Yeah! And it’s a good example of how lucky I’ve been that that covers a lot more. So I’m saying, if you wish it was just a simpler story but no, it’s a story of me and John Cleese juggling, Eric Idle and Michael Palin writing the liner notes. There’s lots of stuff like that.
[George wanted] to do a whole [Traveling Wilbrys] album and, and then do a whole album of videos. That was the next thought they were having exactly at that time, which Roy was very excited about, which did not get to happen.
I see online, I don’t know what people are talking about, but I see quite a lot of people on all the web sites, George’s and everybody’s, and when it’s the Wilburys, they go, “Oh, I saw them in New Jersey! I saw them at the pier in New Jersey!” What?
Did they think that they think they saw the Wilburys? I don’t know what they really saw, but George was really keen to go on tour. And Roy was excited about it, and the idea was that they would each come out and just two songs, their hit songs, and then they would come back together and do the entire Wilburys album in a row. That would have been a dream show: you’d have Bob Dylan doing “Like a Rolling Stone” and “Tambourine Man” and you’d have Roy doing “Pretty Woman” and probably at the time he would’ve done “You Got It.”
If they did two songs and the new ones, the idea was that these other characters were their alter egos.

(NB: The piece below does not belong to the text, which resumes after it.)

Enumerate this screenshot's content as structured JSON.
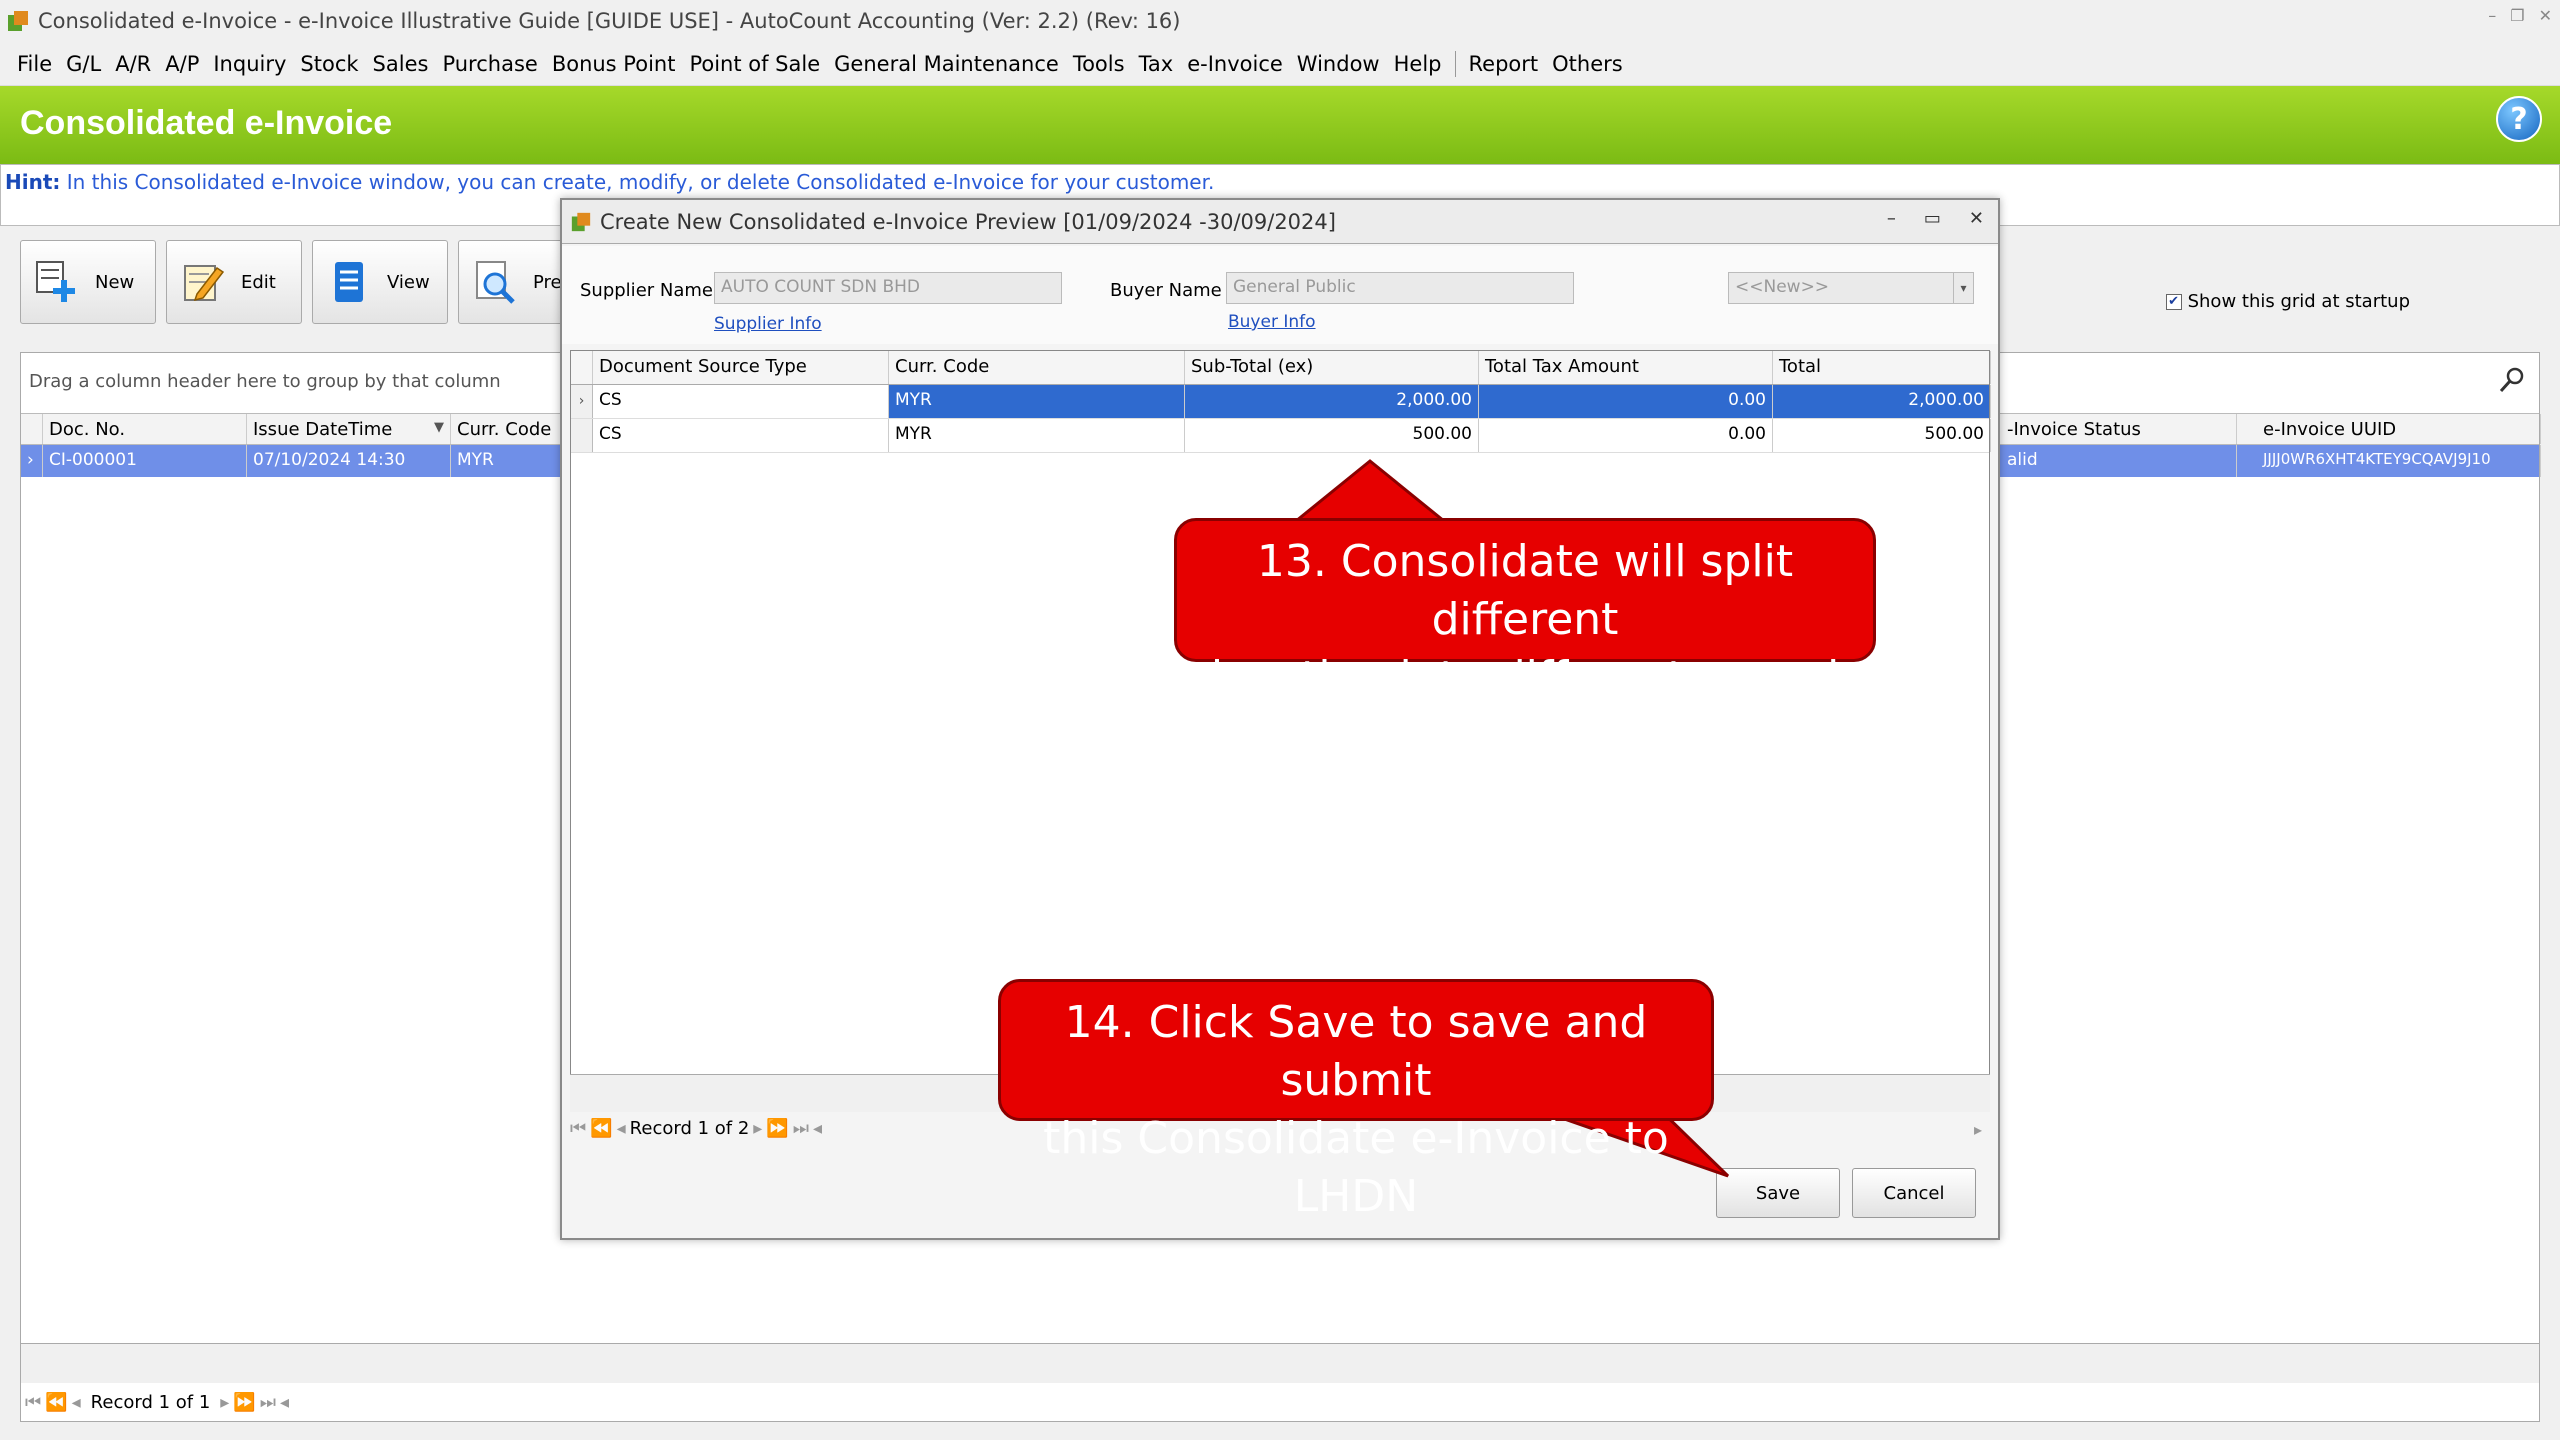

The idea was that they were actors, that Roy had started on Sun Records and that he was actually Lefty Wilbury, who pretended to be this other guy, “Roy Orbison,” for his whole career and came out and did his songs. They were going to break through, almost like, take the mask off of their actual egos.
But they had it reversed. Nobody seems to get that joke! They think it’s Tom Petty as “Charlie T. Junior,” when they were saying it’s Charlie T. Jr. as “Tom Petty.” They did that in the videos and some of the documentaries. But OK, I could talk obviously all day long just one little thing like that!
I wish we could! Before we go, is there anything else you want to convey to the fans at Beatle Fest before it starts?
I’m doing a 30 minute set on Sunday. It’s just me and I’m coming with an acoustic guitar and I’m going to do some songs that I already do, like “Oobie Doobie” and some Elvis and Buddy Holly stuff and Chuck Berry. Most of my stuff is oldies rock ‘n’ roll, like ’50s, but I’ve managed to find a way to relate that to the Beatles. I’ll be talking a little bit too about the book because when I do “Blue Suede Shoes” gotta talk about Carl Perkins, gotta talk about George loving Carl Perkins. And I’ll try to point out some of these different things; that “La Bamba” is “Twist and Shout” and I’ll probably do “La Bamba” and a Johnny Cash song. That was a hard one! I was like, “How can I relate Johnny Cash to the Beatles?” So I’ve managed to do a little talking.
I met Paul McCartney when I was very little, I was two or three, and my first kiss was Mary McCartney. I’m not going to talk about that, but I’m going to talk Beatles. I’m going to take everyone through. I do like two minutes of talking, and then I do a song, and then I talk about Elvis meeting the Beatles and then I do an Elvis song and then I talk a little bit, like I said, about the Beatles getting their name from Buddy Holly and then I do “Peggy Sue.” So I’m doing some rock ‘n’ roll oldies that relate to Roy Orbison and kind of, side angles. I’m not going to do any straight covers, although I love “My Sweet Lord” and I love “Give Peace a Chance.”
My final thing that I can tell you that I learned, was in their age and wisdom, they say “peace and love” all the time: “peace and love.” If you give Ringo 10 seconds for his birthday, he says “peace and love!” So guess what? I’ve started doing it and honestly all I have to do is say “peace and love” and “Beatles forever” to those Beatles fans. And I get why they say that, you know?
John Lennon wrote the song [“Give Peace a Chance”], the fact that Ringo takes this song that John Lennon wrote just shows such love between men, and in this tough world we live in, almost anything you say is going to be controversial, but peace and love is something we can all get behind. And it’s still a very important idea.